WORK TO BE COMPLETED: Every line of the records below that has the word "Munkedal" should be copied.

ENTRIES SHOWN below:

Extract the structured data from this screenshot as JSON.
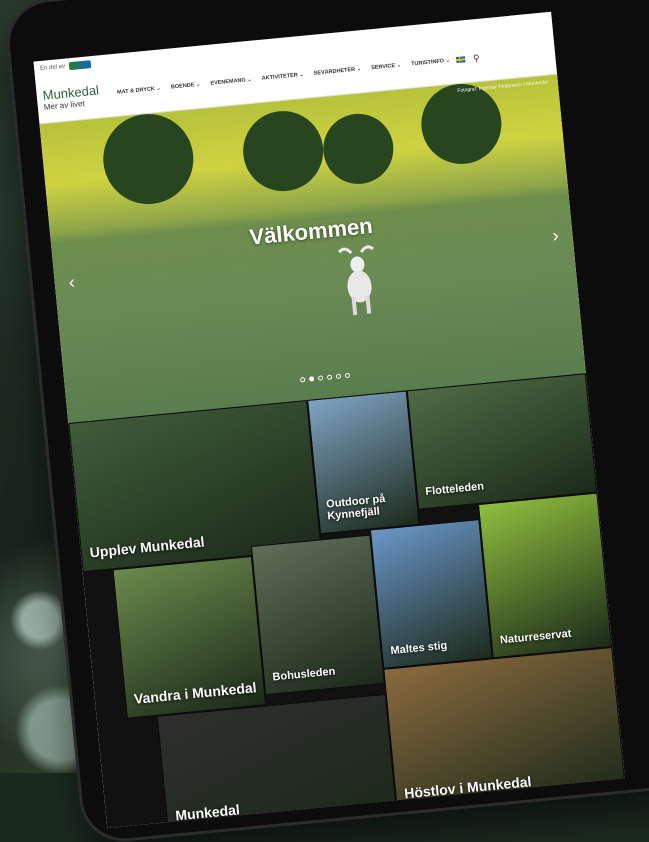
{
  "topbar": {
    "prefix": "En del av",
    "partner": "VÄSTRA GÖTALANDSREGIONEN"
  },
  "logo": {
    "title": "Munkedal",
    "subtitle": "Mer av livet"
  },
  "nav": [
    "MAT & DRYCK ⌄",
    "BOENDE ⌄",
    "EVENEMANG ⌄",
    "AKTIVITETER ⌄",
    "SEVÄRDHETER ⌄",
    "SERVICE ⌄",
    "TURISTINFO ⌄"
  ],
  "hero": {
    "credit": "Fotograf: Ingemar Pettersson | Munkedal",
    "title": "Välkommen",
    "prev": "‹",
    "next": "›",
    "slides": 6,
    "active_slide": 2
  },
  "tiles": [
    {
      "label": "Upplev Munkedal",
      "color": "#3f5c3a"
    },
    {
      "label": "Outdoor på Kynnefjäll",
      "color": "#7fa3c4"
    },
    {
      "label": "Flotteleden",
      "color": "#4e6b44"
    },
    {
      "label": "Vandra i Munkedal",
      "color": "#6b8a4c"
    },
    {
      "label": "Bohusleden",
      "color": "#5e6e58"
    },
    {
      "label": "Maltes stig",
      "color": "#6a96c8"
    },
    {
      "label": "Naturreservat",
      "color": "#8fbf3e"
    },
    {
      "label": "Höstlov i Munkedal",
      "color": "#8a6a3e"
    },
    {
      "label": "Munkedal",
      "color": "#2e2e2e"
    }
  ]
}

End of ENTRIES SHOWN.

RESPONSE BOX:
    "title": "Munkedal",
    "credit": "Fotograf: Ingemar Pettersson | Munkedal",
      "label": "Upplev Munkedal",
      "label": "Vandra i Munkedal",
      "label": "Höstlov i Munkedal",
      "label": "Munkedal",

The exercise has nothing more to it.